Nothing in the entries may differ when you return them.

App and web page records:
______________________________
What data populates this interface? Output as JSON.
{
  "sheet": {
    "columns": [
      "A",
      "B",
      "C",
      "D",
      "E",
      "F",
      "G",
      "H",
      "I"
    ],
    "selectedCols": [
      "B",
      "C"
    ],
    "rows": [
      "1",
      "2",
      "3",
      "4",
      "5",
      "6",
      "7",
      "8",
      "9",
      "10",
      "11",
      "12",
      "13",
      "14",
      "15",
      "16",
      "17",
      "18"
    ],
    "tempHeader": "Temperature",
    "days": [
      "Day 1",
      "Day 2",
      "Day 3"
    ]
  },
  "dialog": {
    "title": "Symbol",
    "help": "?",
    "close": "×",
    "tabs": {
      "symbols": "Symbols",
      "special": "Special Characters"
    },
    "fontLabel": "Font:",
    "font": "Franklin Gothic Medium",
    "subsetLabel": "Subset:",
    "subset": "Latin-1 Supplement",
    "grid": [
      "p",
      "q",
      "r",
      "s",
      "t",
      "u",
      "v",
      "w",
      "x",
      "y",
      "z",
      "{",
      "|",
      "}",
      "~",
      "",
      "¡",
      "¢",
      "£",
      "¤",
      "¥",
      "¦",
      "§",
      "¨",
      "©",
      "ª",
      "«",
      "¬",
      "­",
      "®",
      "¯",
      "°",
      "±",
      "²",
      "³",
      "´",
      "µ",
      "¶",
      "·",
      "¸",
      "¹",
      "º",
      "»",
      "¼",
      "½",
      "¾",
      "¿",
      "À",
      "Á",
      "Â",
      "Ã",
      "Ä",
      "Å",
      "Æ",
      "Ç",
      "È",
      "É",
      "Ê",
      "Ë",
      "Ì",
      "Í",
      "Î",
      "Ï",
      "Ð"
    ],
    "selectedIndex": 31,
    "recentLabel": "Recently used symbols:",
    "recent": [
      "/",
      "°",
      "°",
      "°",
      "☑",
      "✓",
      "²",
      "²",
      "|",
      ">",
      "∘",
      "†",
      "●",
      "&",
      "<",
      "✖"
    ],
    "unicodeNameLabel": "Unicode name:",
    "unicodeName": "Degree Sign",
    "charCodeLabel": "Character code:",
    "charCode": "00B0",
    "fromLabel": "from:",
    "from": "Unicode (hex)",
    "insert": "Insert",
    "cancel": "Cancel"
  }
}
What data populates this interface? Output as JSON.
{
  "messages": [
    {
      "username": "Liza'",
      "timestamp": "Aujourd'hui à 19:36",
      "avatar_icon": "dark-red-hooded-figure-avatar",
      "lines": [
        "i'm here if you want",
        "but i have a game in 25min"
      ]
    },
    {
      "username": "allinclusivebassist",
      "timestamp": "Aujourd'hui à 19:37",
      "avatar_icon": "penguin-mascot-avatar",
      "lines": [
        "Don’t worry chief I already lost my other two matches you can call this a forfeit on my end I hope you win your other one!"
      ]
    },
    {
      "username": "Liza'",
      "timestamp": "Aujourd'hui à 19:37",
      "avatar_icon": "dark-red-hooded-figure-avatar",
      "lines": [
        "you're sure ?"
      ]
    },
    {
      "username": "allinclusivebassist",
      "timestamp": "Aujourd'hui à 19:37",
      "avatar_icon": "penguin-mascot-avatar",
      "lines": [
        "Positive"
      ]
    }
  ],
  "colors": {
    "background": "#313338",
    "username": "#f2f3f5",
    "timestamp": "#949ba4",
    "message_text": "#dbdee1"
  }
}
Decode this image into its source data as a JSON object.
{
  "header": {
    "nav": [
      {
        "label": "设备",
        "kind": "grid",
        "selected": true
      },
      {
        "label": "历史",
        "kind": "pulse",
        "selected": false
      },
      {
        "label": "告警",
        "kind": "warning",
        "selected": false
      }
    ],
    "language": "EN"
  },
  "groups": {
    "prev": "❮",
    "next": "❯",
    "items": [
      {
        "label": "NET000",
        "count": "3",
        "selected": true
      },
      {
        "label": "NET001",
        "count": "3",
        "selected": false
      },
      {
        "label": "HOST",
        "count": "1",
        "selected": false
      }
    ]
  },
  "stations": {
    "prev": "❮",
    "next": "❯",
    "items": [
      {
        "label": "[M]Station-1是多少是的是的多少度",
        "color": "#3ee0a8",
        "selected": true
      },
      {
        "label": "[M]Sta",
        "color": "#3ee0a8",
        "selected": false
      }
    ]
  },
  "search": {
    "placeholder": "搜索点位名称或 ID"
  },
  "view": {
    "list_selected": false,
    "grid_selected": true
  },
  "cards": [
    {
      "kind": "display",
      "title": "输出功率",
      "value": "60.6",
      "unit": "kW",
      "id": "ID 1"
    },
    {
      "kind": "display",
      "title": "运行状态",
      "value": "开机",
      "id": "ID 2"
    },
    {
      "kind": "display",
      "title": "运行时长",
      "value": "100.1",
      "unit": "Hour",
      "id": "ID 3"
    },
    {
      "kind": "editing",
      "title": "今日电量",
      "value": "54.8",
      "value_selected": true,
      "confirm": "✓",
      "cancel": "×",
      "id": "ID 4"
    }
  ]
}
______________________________
▶ _Solution below_:
What data populates this interface? Output as JSON.
{
  "sheet": {
    "columns": [
      "A",
      "B",
      "C",
      "D",
      "E",
      "F",
      "G",
      "H",
      "I"
    ],
    "selectedCols": [
      "B",
      "C"
    ],
    "rows": [
      "1",
      "2",
      "3",
      "4",
      "5",
      "6",
      "7",
      "8",
      "9",
      "10",
      "11",
      "12",
      "13",
      "14",
      "15",
      "16",
      "17",
      "18"
    ],
    "tempHeader": "Temperature",
    "days": [
      "Day 1",
      "Day 2",
      "Day 3"
    ]
  },
  "dialog": {
    "title": "Symbol",
    "help": "?",
    "close": "×",
    "tabs": {
      "symbols": "Symbols",
      "special": "Special Characters"
    },
    "fontLabel": "Font:",
    "font": "Franklin Gothic Medium",
    "subsetLabel": "Subset:",
    "subset": "Latin-1 Supplement",
    "grid": [
      "p",
      "q",
      "r",
      "s",
      "t",
      "u",
      "v",
      "w",
      "x",
      "y",
      "z",
      "{",
      "|",
      "}",
      "~",
      "",
      "¡",
      "¢",
      "£",
      "¤",
      "¥",
      "¦",
      "§",
      "¨",
      "©",
      "ª",
      "«",
      "¬",
      "­",
      "®",
      "¯",
      "°",
      "±",
      "²",
      "³",
      "´",
      "µ",
      "¶",
      "·",
      "¸",
      "¹",
      "º",
      "»",
      "¼",
      "½",
      "¾",
      "¿",
      "À",
      "Á",
      "Â",
      "Ã",
      "Ä",
      "Å",
      "Æ",
      "Ç",
      "È",
      "É",
      "Ê",
      "Ë",
      "Ì",
      "Í",
      "Î",
      "Ï",
      "Ð"
    ],
    "selectedIndex": 31,
    "recentLabel": "Recently used symbols:",
    "recent": [
      "/",
      "°",
      "°",
      "°",
      "☑",
      "✓",
      "²",
      "²",
      "|",
      ">",
      "∘",
      "†",
      "●",
      "&",
      "<",
      "✖"
    ],
    "unicodeNameLabel": "Unicode name:",
    "unicodeName": "Degree Sign",
    "charCodeLabel": "Character code:",
    "charCode": "00B0",
    "fromLabel": "from:",
    "from": "Unicode (hex)",
    "insert": "Insert",
    "cancel": "Cancel"
  }
}
What data populates this interface? Output as JSON.
{
  "messages": [
    {
      "username": "Liza'",
      "timestamp": "Aujourd'hui à 19:36",
      "avatar_icon": "dark-red-hooded-figure-avatar",
      "lines": [
        "i'm here if you want",
        "but i have a game in 25min"
      ]
    },
    {
      "username": "allinclusivebassist",
      "timestamp": "Aujourd'hui à 19:37",
      "avatar_icon": "penguin-mascot-avatar",
      "lines": [
        "Don’t worry chief I already lost my other two matches you can call this a forfeit on my end I hope you win your other one!"
      ]
    },
    {
      "username": "Liza'",
      "timestamp": "Aujourd'hui à 19:37",
      "avatar_icon": "dark-red-hooded-figure-avatar",
      "lines": [
        "you're sure ?"
      ]
    },
    {
      "username": "allinclusivebassist",
      "timestamp": "Aujourd'hui à 19:37",
      "avatar_icon": "penguin-mascot-avatar",
      "lines": [
        "Positive"
      ]
    }
  ],
  "colors": {
    "background": "#313338",
    "username": "#f2f3f5",
    "timestamp": "#949ba4",
    "message_text": "#dbdee1"
  }
}
Decode this image into its source data as a JSON object.
{
  "header": {
    "nav": [
      {
        "label": "设备",
        "kind": "grid",
        "selected": true
      },
      {
        "label": "历史",
        "kind": "pulse",
        "selected": false
      },
      {
        "label": "告警",
        "kind": "warning",
        "selected": false
      }
    ],
    "language": "EN"
  },
  "groups": {
    "prev": "❮",
    "next": "❯",
    "items": [
      {
        "label": "NET000",
        "count": "3",
        "selected": true
      },
      {
        "label": "NET001",
        "count": "3",
        "selected": false
      },
      {
        "label": "HOST",
        "count": "1",
        "selected": false
      }
    ]
  },
  "stations": {
    "prev": "❮",
    "next": "❯",
    "items": [
      {
        "label": "[M]Station-1是多少是的是的多少度",
        "color": "#3ee0a8",
        "selected": true
      },
      {
        "label": "[M]Sta",
        "color": "#3ee0a8",
        "selected": false
      }
    ]
  },
  "search": {
    "placeholder": "搜索点位名称或 ID"
  },
  "view": {
    "list_selected": false,
    "grid_selected": true
  },
  "cards": [
    {
      "kind": "display",
      "title": "输出功率",
      "value": "60.6",
      "unit": "kW",
      "id": "ID 1"
    },
    {
      "kind": "display",
      "title": "运行状态",
      "value": "开机",
      "id": "ID 2"
    },
    {
      "kind": "display",
      "title": "运行时长",
      "value": "100.1",
      "unit": "Hour",
      "id": "ID 3"
    },
    {
      "kind": "editing",
      "title": "今日电量",
      "value": "54.8",
      "value_selected": true,
      "confirm": "✓",
      "cancel": "×",
      "id": "ID 4"
    }
  ]
}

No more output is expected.